SINGAPORE: China's multi-billion dollar investments in Pakistan face serious security threats even though the Pakistani government has assured special military unit protection to Chinese experts, according to a new book released here.
"Although both Chinese and Pakistani leaders like to refer to their two countries' close relationship as 'higher than the Karakorams, deeper than the oceans and sweeter than honey,' our collected data shows that Pakistan has been the most dangerous country for travelling Chinese nationals, with at least 12 Chinese killed in 11 separate attacks," said Jonas Parello-Plesner and Mathieu Duchatel in their book 'China's Strong Arm – Protecting Citizens and Assets Abroad.'

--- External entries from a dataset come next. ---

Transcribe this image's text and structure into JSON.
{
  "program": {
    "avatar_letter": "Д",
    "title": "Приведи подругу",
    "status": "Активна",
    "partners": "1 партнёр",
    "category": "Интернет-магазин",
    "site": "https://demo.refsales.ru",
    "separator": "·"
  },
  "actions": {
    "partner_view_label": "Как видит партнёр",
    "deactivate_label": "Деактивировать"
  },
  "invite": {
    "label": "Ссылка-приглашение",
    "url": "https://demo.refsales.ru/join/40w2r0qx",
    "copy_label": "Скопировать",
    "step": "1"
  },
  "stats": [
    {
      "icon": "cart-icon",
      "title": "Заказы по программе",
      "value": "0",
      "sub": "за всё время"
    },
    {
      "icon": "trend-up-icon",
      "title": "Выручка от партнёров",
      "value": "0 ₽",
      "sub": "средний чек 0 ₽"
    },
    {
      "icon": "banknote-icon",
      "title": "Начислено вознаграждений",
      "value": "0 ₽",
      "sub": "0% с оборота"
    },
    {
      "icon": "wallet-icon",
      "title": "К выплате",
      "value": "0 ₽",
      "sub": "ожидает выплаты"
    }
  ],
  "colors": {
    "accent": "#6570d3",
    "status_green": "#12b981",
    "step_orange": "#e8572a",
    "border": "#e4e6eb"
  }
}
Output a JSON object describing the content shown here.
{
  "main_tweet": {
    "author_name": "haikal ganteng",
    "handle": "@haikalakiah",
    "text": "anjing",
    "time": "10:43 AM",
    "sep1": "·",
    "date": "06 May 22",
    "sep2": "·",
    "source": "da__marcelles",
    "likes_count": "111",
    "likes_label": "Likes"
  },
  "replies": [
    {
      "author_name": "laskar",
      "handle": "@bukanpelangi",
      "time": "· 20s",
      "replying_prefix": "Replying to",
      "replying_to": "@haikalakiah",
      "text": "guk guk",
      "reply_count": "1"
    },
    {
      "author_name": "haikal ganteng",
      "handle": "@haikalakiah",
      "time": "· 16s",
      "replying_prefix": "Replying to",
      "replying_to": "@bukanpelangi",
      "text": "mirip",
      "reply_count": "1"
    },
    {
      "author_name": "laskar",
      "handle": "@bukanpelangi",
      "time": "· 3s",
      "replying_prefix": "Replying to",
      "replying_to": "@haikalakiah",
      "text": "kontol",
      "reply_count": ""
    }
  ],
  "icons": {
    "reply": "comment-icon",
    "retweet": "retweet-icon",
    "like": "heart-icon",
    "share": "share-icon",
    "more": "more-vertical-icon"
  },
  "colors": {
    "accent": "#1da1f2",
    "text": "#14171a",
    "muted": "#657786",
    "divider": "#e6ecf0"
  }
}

"Separatists in Pakistan's Baluchistan province have targeted two important Chinese projects in the region, the Gwadar Port and the Saindak mine, for overtly political reasons," wrote the authors.

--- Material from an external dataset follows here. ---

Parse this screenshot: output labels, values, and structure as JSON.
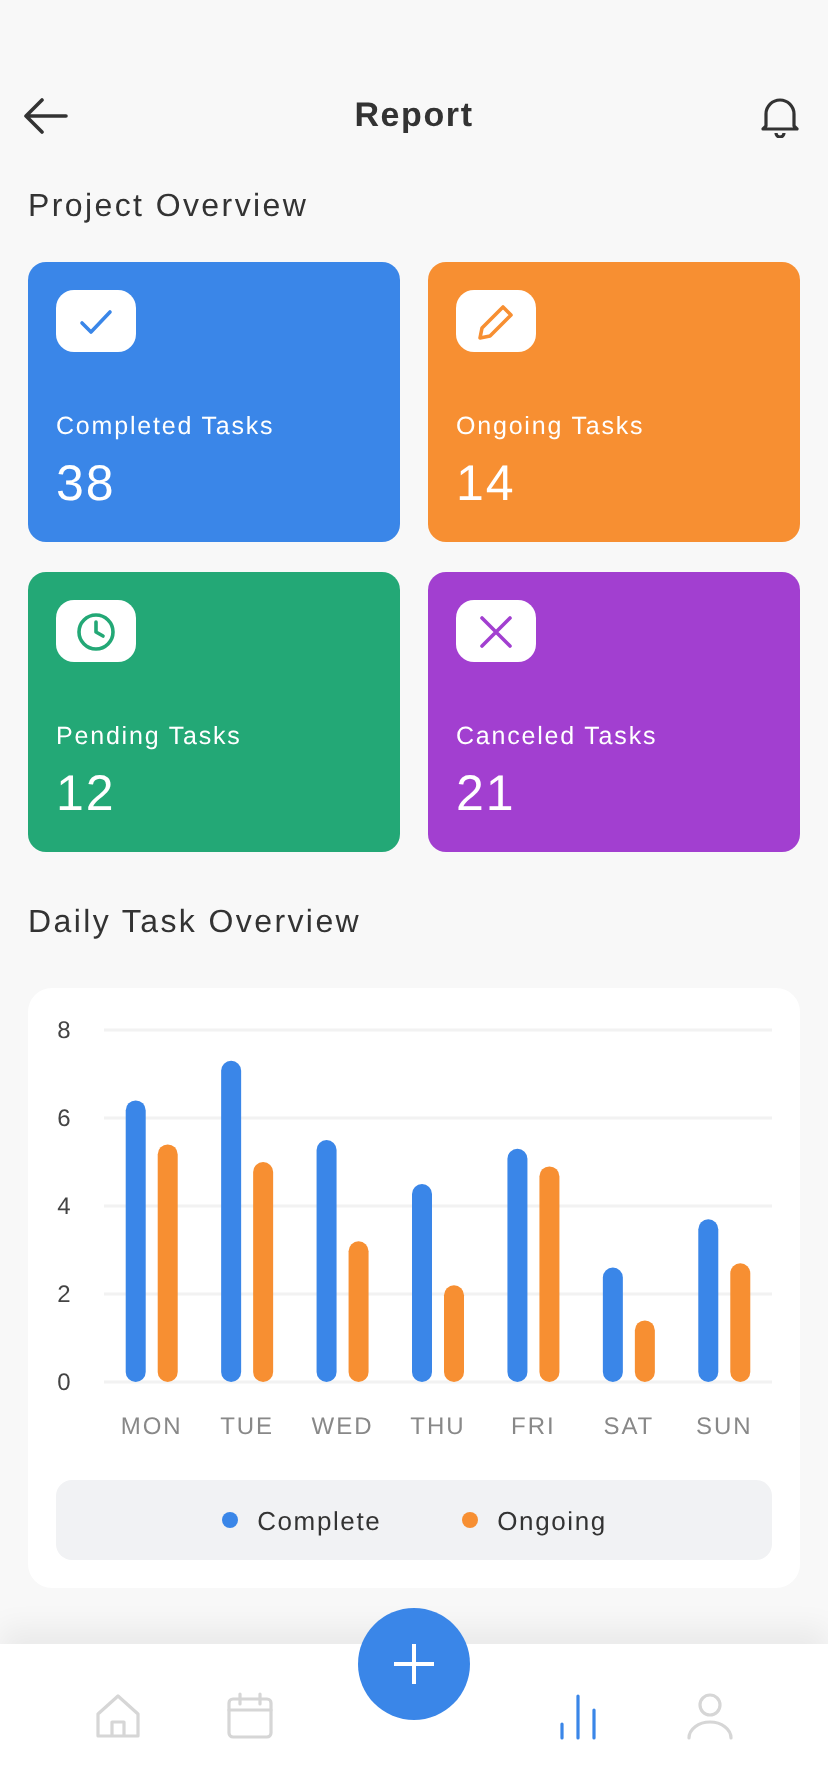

The book, released by the International Institute for Strategic Studies at the annual Shangri-La Dialogue, recalled the murder of three Chinese nationals in May 2004 while they were working on the port project.
Contractor China Harbour Engineering completed the first phase of the project but left during the second stage for security reasons. China's Kingho Group was also forced to cancel an ambitious coal mining project in Pakistan for the same reason.
Chinese oil-tanker drivers delivering fuel to the Saindak mine in the Chaghai hills were being attacked and kidnapped as early as this year, they said. "Such insecurity – and such risks for Chinese engineers and workers – has kept other projects in Pakistan on the drawing board," wrote Washington-based Parello-Plesner and Beijing-based Duchatel in the 160-page book.
Citing security concerns, "very little has happened to advance the corridor project" of linking Gwadar to Kashgar, the capital of Xinjiang region, which was to create a new strategic axis in west Asia, the book said on the strategic USD 46 billion China-Pakistan Economic Corridor (CPEC) which passes through the Pakistan-occupied Kashmir.
Much more re-affirmation of the projects between the two countries have taken place, but the links between southwestern Pakistan to Xinjiang are still on the drawing board; although China has been funding for improvements of roads along the Karakoram Highway from Kashgar to almost Islamabad.
China may be more willing today than it was before to support economic cooperation with Pakistan, especially given the enormous political support in Beijing for a 'New Silk Road' through the region and the follow on USD40 billion pledged in April.
"That does not mean, however, that security concerns have evaporated," said the authors. Pakistan in February announced that a special military unit was being trained to protect Chinese experts working on the China-Pakistan economic corridor.
"In addition to government contacts, our earlier research has shown that China has had close exchanges with opposition parties, some of them Islamist, believing this could have a positive impact on the security of its nationals in Pakistan," they wrote.
"In the long-term, the aim is to sustain a united, pro-Chinese front among the Pakistani elite through the Chinese embassy in Islamabad and the International Liaison Department of the ruling Communist Party.
"In 2009 and 2010, for instances, Beijing hosted representatives of Jamaat-e-Islami and Jamiat Ulema-e-Islam (JUI), two political parties with known links to fighters in Afghanistan, and in the case of JUI, with the Afghan and Pakistani Taliban," the authors wrote.